RECORDS FOR THIS EXERCISE:

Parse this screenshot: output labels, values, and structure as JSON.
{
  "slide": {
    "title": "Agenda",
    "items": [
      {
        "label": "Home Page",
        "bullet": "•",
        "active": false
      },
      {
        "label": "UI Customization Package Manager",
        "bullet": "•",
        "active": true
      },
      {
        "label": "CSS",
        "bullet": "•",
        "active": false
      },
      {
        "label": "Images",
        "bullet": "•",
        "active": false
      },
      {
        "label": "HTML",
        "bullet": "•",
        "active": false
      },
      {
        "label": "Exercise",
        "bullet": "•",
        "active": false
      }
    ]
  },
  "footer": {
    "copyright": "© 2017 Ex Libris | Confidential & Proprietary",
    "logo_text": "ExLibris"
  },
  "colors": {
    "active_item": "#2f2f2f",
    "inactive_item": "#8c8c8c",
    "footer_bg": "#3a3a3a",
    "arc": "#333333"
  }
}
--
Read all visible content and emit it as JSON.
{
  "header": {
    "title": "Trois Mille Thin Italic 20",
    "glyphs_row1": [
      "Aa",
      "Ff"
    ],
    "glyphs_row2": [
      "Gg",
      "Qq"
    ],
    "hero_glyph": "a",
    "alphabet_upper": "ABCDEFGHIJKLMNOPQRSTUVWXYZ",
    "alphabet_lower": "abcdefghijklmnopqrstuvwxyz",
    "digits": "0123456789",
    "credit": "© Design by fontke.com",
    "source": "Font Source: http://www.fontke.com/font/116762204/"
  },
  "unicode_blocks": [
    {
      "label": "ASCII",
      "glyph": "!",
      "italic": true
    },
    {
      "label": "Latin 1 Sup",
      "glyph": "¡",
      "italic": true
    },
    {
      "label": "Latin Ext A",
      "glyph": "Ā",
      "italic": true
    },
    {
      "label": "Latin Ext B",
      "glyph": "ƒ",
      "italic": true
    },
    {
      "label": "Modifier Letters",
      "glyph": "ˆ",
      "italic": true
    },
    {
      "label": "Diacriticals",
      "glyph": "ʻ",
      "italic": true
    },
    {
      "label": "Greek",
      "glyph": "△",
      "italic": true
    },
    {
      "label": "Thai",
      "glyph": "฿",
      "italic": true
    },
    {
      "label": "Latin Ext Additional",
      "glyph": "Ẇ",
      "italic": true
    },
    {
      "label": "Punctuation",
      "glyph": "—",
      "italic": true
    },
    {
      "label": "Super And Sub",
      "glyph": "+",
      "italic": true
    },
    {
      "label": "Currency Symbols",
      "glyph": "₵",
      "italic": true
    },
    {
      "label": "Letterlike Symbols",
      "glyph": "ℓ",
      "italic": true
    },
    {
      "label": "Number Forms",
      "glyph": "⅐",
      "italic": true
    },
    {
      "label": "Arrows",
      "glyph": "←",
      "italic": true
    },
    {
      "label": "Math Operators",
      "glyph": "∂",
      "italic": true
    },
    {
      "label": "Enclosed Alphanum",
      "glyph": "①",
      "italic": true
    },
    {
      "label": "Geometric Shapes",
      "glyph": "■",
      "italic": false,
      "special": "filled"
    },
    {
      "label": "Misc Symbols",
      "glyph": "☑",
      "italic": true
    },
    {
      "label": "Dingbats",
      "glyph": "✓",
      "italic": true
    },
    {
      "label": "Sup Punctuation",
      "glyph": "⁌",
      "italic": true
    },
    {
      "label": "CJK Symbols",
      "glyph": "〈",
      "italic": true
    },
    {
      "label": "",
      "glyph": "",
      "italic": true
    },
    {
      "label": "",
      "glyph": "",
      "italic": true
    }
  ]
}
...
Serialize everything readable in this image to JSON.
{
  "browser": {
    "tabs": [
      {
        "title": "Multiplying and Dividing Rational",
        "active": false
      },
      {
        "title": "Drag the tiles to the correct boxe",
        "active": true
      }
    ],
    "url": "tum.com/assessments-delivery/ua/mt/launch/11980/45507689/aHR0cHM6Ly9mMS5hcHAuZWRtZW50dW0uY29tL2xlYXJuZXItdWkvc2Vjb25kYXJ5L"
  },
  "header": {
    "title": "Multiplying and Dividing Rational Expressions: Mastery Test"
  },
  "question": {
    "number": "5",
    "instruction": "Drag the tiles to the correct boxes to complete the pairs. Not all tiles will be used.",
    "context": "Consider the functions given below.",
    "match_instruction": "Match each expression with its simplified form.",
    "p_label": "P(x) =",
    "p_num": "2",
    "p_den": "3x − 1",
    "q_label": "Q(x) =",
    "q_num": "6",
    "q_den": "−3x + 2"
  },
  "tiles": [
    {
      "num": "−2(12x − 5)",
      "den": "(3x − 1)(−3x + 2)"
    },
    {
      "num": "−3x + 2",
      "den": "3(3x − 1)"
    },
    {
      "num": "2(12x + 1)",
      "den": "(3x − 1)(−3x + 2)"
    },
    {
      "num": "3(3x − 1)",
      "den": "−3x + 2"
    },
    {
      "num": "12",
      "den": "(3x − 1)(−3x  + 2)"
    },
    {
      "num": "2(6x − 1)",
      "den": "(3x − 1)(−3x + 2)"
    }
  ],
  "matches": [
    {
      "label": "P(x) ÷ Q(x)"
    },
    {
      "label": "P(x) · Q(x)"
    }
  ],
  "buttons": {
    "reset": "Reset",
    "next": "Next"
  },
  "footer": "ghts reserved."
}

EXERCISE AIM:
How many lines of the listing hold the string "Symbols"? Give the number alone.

SOLUTION TO THE PROBLEM:
4